Consider gravity. Children learn about the concept of gravity long before they are taught about it in school. When first born, they do not know that an object they drop will fall to the ground. This is a learned by playing with toys and dropping them. They may let go of a rattle to see if falls to the floor. Often if the parent picks it up and hands it back to them, they will quickly drop it again. This is their way of learning what happens when they drop an item. In essence, they are teaching themselves about the concept of gravity.
In addition to teaching children concepts about the world around them, educational toys are a fun way to improve physical capabilities, including balance, coordination, muscle strength and more. Toys that use shapes and holes which must be filled, teach children about spatial reasoning, which is a valuable skill for later in life. One that requires precise movements enhances fine motor skills.
Many educational toys are designed in a way to enhance a particular skill, such as memory, problem-solving, recognition, and the development of logic. All of these skills will be needed and used in more complex ways throughout life. Educational toys teach them in a way that is entertaining and engaging for the child, motivating them to learn and grow in new ways.
What To Consider When Buying An Educational Toy
It is important to pick an educational toy that matches the child's mental and physical development level. To do this, one must consider the age of the child and the skills they are currently learning. For example, a toddler who can barely crawl will need an educational toy that can be used stationary, while those who have recently learned the joy of walking may quickly become bored by a toy they cannot take around the house with them and would prefer some form of climbing equipment. A better gift for a young child who still has limited motor skills would be thick and chunky crayons, while a better gift for child who has recently learned to write would be fine-tipped markers.
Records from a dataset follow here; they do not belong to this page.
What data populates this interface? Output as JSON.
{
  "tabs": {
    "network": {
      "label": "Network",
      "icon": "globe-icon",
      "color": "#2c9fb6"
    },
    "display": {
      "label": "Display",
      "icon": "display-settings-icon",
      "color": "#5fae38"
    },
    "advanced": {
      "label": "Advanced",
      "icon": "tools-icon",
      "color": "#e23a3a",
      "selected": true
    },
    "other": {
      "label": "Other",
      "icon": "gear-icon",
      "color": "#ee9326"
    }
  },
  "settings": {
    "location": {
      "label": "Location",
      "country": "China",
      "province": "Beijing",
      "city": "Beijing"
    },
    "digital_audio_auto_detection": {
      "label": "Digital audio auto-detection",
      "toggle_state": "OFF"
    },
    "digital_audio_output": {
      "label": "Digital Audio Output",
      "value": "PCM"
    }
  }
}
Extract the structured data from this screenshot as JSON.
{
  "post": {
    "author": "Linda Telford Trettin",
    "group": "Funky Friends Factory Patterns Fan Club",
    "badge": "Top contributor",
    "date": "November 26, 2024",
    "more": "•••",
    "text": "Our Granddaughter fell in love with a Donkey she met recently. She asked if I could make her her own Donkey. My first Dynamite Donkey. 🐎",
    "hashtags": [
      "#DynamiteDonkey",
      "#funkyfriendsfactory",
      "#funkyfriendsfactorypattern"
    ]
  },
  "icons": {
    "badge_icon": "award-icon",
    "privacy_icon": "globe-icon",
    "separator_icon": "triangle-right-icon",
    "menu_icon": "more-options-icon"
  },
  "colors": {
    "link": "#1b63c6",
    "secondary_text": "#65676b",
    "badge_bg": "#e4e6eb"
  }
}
In this same right, one should also consider what the child is currently interested in. If a child is interested in dinosaurs, one should look for an educational toy with a dinosaur theme. Puzzles, books, and games can be found with nearly any type of theme. If a child has recently gained an interest in science, there are science kits available for young children. The manufacturer will also specify an age range they have developed the toy for. Children who are interested in bugs and other insects would most likely get lots of use out of a microscope, through which they can learn about anatomy.
The next thing to consider is how a child's development in a specific area can be supported. Educational toys are available designed to support a range of areas, including language and vocabulary development, imagination, math, science, problem-solving skills, physical abilities, and social skills.